Having recently heard of Recording the Beatles: The Studio Equipment and Techniques Used to Create Their Classic Albums, I am now looking forward to reading the book.
Several thoughts on the book that at this point I have only flipped through quickly:
- Even working in academia where I am used to tracking down books and sources, this is an unusual book in several ways. It is heavy. It is an odd size. And it is expensive: copies on Amazon go for $600+.
- While the book is unusual, it has an impressive level of detail. Much has been written about the Beatles and I have read a number of these books. But, how many people are interested in the recording techniques and extensive information on equipment and actions in the studio? This appears to be a great source for those interested.

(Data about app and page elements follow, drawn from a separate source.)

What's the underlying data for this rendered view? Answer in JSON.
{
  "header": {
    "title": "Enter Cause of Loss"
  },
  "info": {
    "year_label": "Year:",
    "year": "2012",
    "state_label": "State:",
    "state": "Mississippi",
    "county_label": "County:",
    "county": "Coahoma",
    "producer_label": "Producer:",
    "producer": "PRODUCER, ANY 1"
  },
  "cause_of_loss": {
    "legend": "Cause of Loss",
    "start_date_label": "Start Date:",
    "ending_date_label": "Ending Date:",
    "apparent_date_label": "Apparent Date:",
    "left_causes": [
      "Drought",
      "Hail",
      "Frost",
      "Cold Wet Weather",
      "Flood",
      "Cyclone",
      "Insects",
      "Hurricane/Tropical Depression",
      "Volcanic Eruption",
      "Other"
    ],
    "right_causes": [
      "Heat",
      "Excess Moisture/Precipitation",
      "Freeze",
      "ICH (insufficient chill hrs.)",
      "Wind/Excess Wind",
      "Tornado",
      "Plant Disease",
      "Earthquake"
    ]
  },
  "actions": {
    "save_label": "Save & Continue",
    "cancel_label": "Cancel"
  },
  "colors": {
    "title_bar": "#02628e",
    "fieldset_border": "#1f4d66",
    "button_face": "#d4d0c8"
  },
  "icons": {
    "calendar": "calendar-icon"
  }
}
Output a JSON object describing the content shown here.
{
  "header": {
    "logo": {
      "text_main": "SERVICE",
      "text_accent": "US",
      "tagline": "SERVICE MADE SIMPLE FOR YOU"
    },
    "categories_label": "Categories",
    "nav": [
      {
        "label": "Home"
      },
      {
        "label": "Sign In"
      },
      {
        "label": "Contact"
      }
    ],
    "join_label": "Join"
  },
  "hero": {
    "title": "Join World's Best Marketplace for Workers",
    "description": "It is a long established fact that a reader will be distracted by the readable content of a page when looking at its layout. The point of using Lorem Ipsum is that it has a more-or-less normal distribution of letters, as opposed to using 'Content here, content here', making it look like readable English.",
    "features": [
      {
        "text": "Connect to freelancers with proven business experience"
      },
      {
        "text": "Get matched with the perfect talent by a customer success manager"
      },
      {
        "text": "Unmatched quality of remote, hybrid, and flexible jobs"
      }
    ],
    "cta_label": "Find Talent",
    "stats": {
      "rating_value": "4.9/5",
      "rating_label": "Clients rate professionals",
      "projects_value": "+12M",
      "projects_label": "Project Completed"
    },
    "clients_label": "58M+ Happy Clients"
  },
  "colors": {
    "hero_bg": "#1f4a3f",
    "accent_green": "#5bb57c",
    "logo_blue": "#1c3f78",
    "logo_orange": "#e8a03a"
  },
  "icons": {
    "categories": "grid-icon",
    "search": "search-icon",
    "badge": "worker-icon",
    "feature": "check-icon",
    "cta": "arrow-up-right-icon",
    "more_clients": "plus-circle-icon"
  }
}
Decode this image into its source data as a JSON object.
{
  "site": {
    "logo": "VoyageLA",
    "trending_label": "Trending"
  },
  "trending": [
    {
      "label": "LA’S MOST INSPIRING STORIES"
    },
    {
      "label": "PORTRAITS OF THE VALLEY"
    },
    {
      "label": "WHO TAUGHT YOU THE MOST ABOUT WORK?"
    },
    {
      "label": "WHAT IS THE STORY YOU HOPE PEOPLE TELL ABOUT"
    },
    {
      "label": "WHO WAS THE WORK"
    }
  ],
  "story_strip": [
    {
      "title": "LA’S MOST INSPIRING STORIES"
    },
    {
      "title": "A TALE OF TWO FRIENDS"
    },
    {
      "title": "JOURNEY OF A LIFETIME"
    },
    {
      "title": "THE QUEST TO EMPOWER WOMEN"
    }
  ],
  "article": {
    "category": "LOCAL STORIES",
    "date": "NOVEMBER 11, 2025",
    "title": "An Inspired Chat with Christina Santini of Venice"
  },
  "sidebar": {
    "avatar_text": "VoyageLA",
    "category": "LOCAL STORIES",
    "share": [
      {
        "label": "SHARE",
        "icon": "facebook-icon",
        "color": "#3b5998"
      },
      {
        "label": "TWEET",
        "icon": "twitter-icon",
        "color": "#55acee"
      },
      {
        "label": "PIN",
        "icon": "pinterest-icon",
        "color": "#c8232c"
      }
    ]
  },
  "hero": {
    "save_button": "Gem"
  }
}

- This is the sort of text that is difficult to reproduce digitally. Sure, it could all be hyperlinked and the graphics could be made interactive or could be videos. But, to have a comprehensive source like this to hold and flip over provides a particular kind of experience.
- At the same time, popular and scholarly writing on The Beatles regularly cites their studio techniques as part of their magic. Not only did they write great songs and play together well; they harnessed and challenged the existing technology available at the time to do big things. While the technology and options may seem quaint now, it was a factor in their success.
- One of the enduring questions about The Beatles and other successful artists is what exactly came together in their work. Technology played a role but I assume this book will also offer insights into the human interactions and efforts. As many have noted, The Beatles were more than just four group members: there was a team around them that both helped and challenged them. Technology may have enabled or constrained but the group dynamics matter.